From the beginnings of railroads in America, they were the “go to” form of transportation if you had a large piece of machinery or something very heavy to move. The railroads reached their zenith during World War II, when they had the greatest amount of track, which meant very large loads were moved just about anytime, anywhere. Even today, when a company needs to transport an especially large or heavy load, railroads still will get the nod if their tracks are anywhere close to the pick-up point or destination.

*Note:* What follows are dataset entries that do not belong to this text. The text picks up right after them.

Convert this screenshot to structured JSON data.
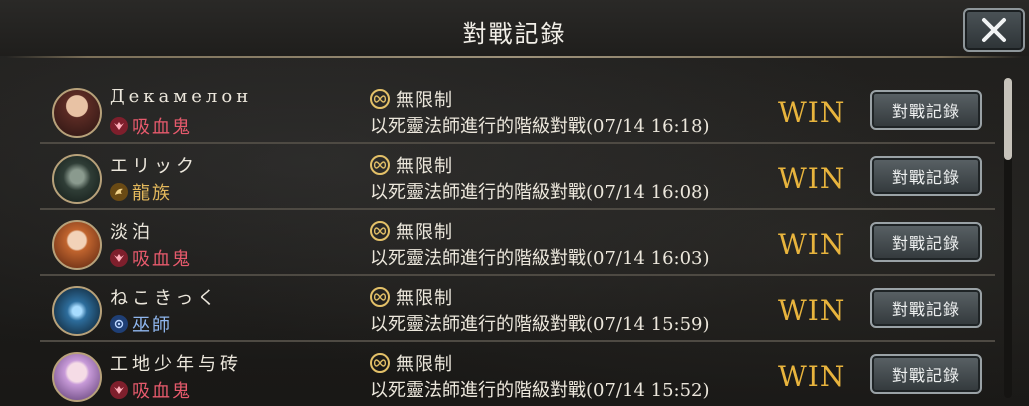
{
  "header": {
    "title": "對戰記錄"
  },
  "colors": {
    "vampire": "#e65a6c",
    "dragon": "#e3b85c",
    "mage": "#8fb6ee",
    "win": "#e8b43d"
  },
  "rows": [
    {
      "name": "Декамелон",
      "class_label": "吸血鬼",
      "class_icon": "vampire-icon",
      "mode": "無限制",
      "desc": "以死靈法師進行的階級對戰(07/14 16:18)",
      "result": "WIN",
      "button": "對戰記錄"
    },
    {
      "name": "エリック",
      "class_label": "龍族",
      "class_icon": "dragon-icon",
      "mode": "無限制",
      "desc": "以死靈法師進行的階級對戰(07/14 16:08)",
      "result": "WIN",
      "button": "對戰記錄"
    },
    {
      "name": "淡泊",
      "class_label": "吸血鬼",
      "class_icon": "vampire-icon",
      "mode": "無限制",
      "desc": "以死靈法師進行的階級對戰(07/14 16:03)",
      "result": "WIN",
      "button": "對戰記錄"
    },
    {
      "name": "ねこきっく",
      "class_label": "巫師",
      "class_icon": "mage-icon",
      "mode": "無限制",
      "desc": "以死靈法師進行的階級對戰(07/14 15:59)",
      "result": "WIN",
      "button": "對戰記錄"
    },
    {
      "name": "工地少年与砖",
      "class_label": "吸血鬼",
      "class_icon": "vampire-icon",
      "mode": "無限制",
      "desc": "以死靈法師進行的階級對戰(07/14 15:52)",
      "result": "WIN",
      "button": "對戰記錄"
    }
  ]
}
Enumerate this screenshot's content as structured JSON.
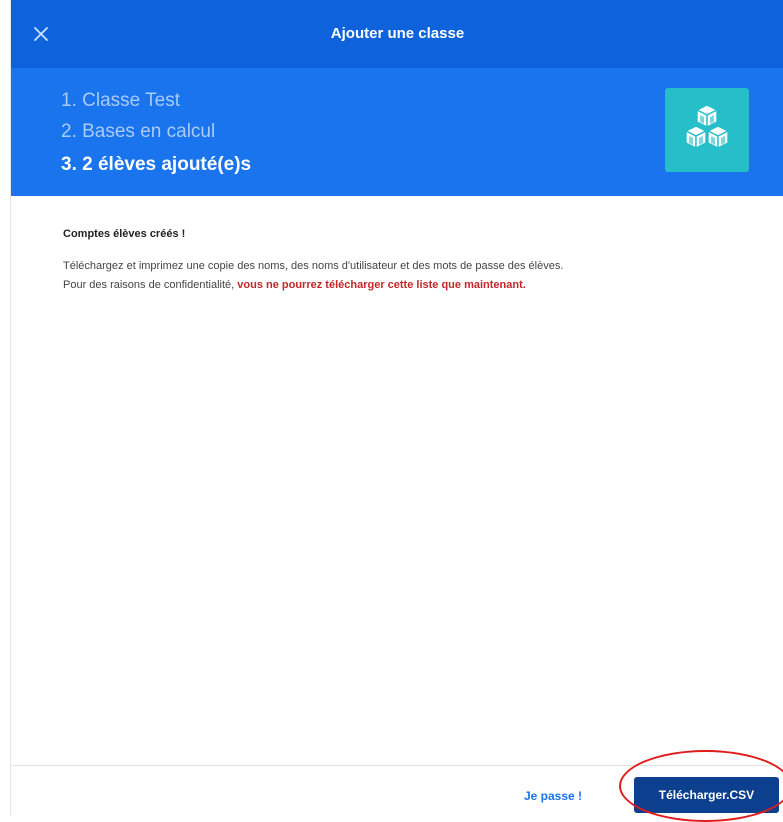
{
  "header": {
    "title": "Ajouter une classe",
    "close_icon": "close-icon",
    "color": "#0e63dc"
  },
  "steps": {
    "band_color": "#1a74ee",
    "items": [
      {
        "label": "1. Classe Test",
        "state": "done"
      },
      {
        "label": "2. Bases en calcul",
        "state": "done"
      },
      {
        "label": "3. 2 élèves ajouté(e)s",
        "state": "current"
      }
    ],
    "icon": "cubes-icon",
    "icon_color": "#26bfc9"
  },
  "content": {
    "heading": "Comptes élèves créés !",
    "line1": "Téléchargez et imprimez une copie des noms, des noms d'utilisateur et des mots de passe des élèves.",
    "line2_prefix": "Pour des raisons de confidentialité, ",
    "line2_warning": "vous ne pourrez télécharger cette liste que maintenant.",
    "warning_color": "#c3272a"
  },
  "footer": {
    "skip_label": "Je passe !",
    "download_label": "Télécharger.CSV",
    "download_color": "#0d3f8f",
    "highlight_color": "#e01b1b"
  }
}
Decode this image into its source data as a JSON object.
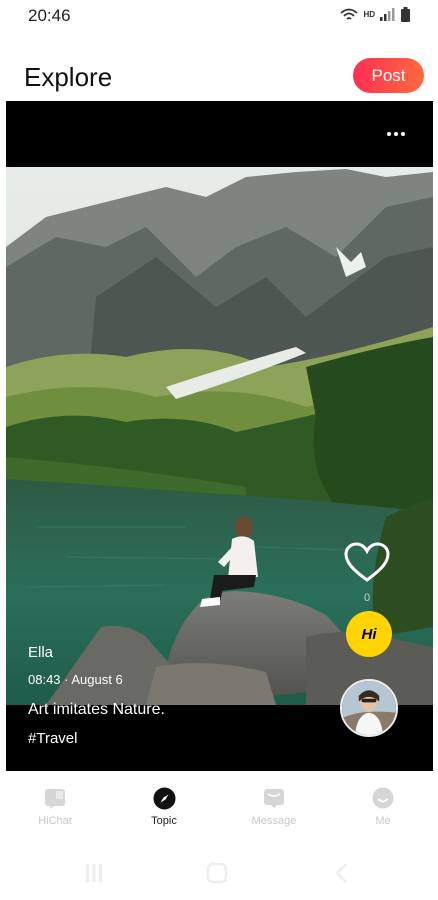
{
  "status_bar": {
    "time": "20:46",
    "network_label": "HD"
  },
  "header": {
    "title": "Explore",
    "post_label": "Post"
  },
  "post": {
    "author": "Ella",
    "time": "08:43 · August 6",
    "caption": "Art imitates Nature.",
    "tag": "#Travel",
    "like_count": "0",
    "hi_label": "Hi"
  },
  "tabs": [
    {
      "label": "HiChat",
      "icon": "chat-icon",
      "active": false
    },
    {
      "label": "Topic",
      "icon": "compass-icon",
      "active": true
    },
    {
      "label": "Message",
      "icon": "message-icon",
      "active": false
    },
    {
      "label": "Me",
      "icon": "smile-icon",
      "active": false
    }
  ],
  "colors": {
    "accent_start": "#ff2e55",
    "accent_end": "#ff6a3d",
    "hi_yellow": "#ffd400"
  }
}
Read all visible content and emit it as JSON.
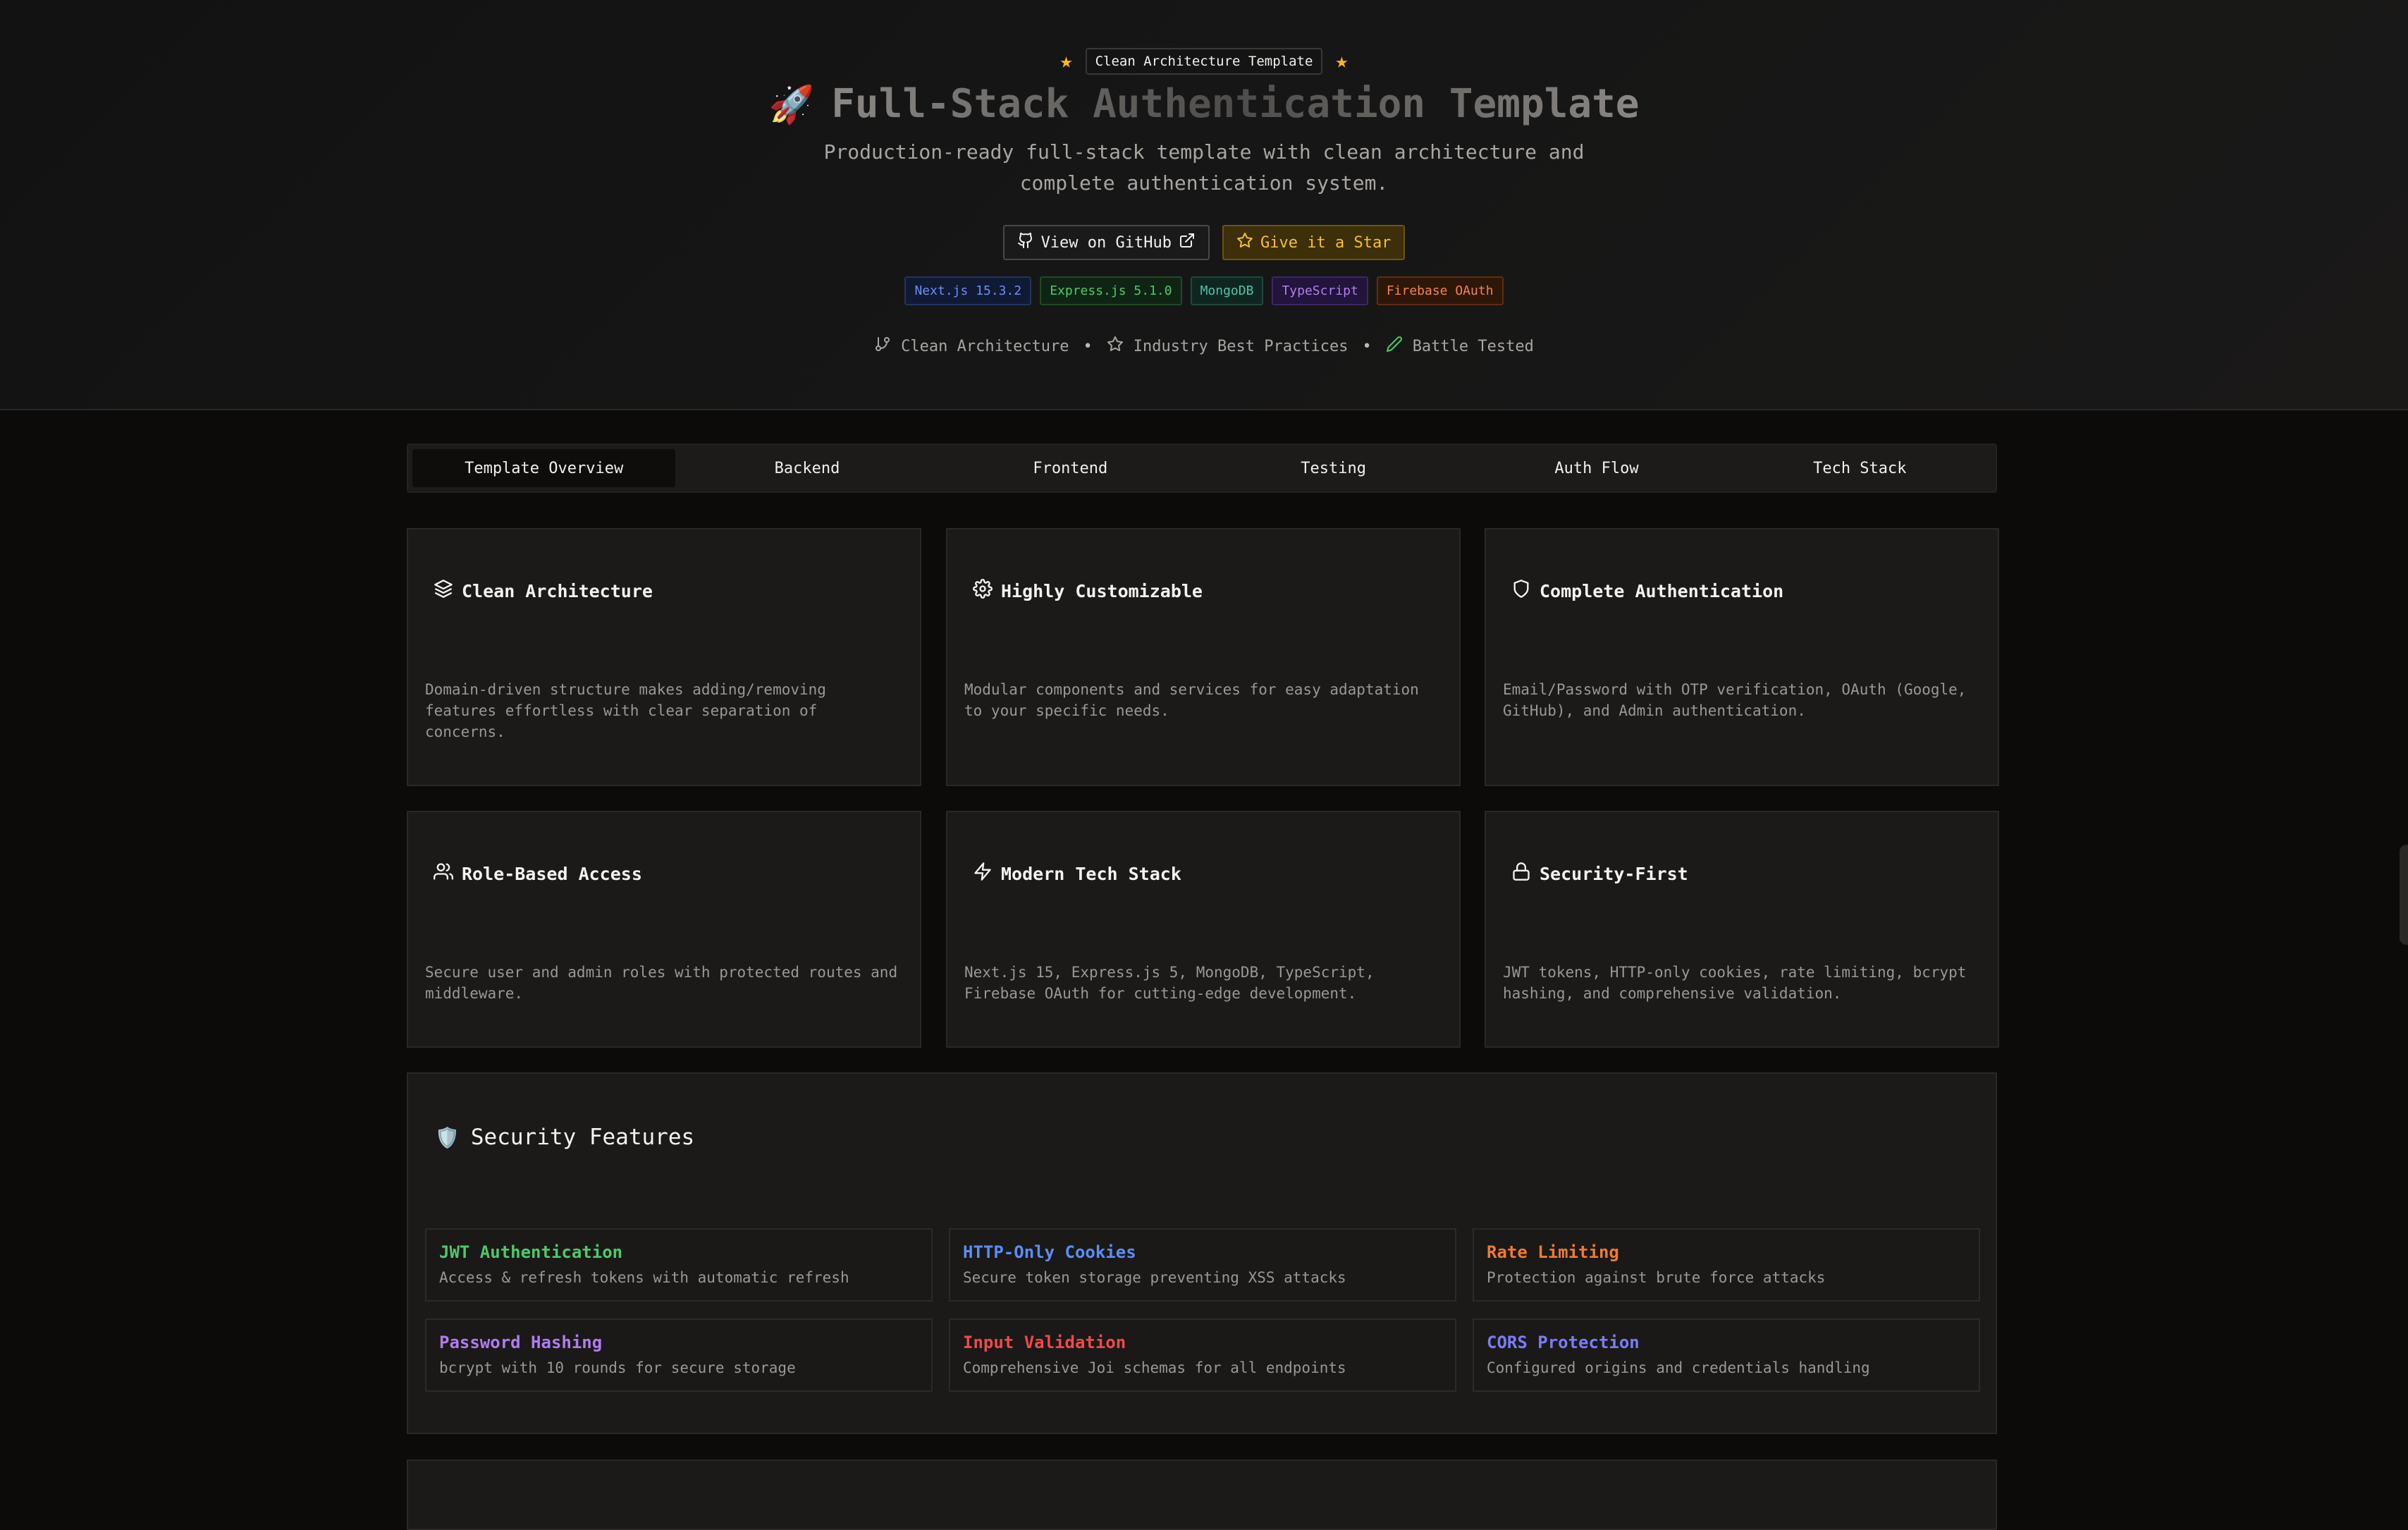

I became aware of this high-and-wide load as it was nearing Idaho by rail. On a nice Saturday morning in April 2011, I first caught sight of it near Dietrich, and followed it through Shoshone to its rail destination at a grain facility near Gooding. The transformer would be removed from its railcar and loaded onto a highway heavy-lift transport rig. It then would proceed from Gooding through Shoshone and down Highway 93 to the Idaho Power sub-station. Continue reading →
Burdened with Greenhorns, Cowboys Take a Herd to Pasture
By Gloria Jackson
We saw Indians on the hills during the day, so Vike instructs the men to circle the wagons and corral our horses inside the circle after they’ve been given time to drink from the river.
I begin boiling river water for coffee and cooking what little food we have left. The cowboys will hunt tomorrow, the Indians permitting. Eating slows conversation, and we remain alert while one of the cowboys stands guard. They will spell each other during the night with guard duty. Pete, one of the younger cowboys, helps me clean up and put things back in the supply wagon, so the four-footed scavengers won’t think they’ve found an open buffet.
“Okay, but we won’t have any wild Indians on this drive, will we?” I ask groggily as I crawl out of bed. Continue reading →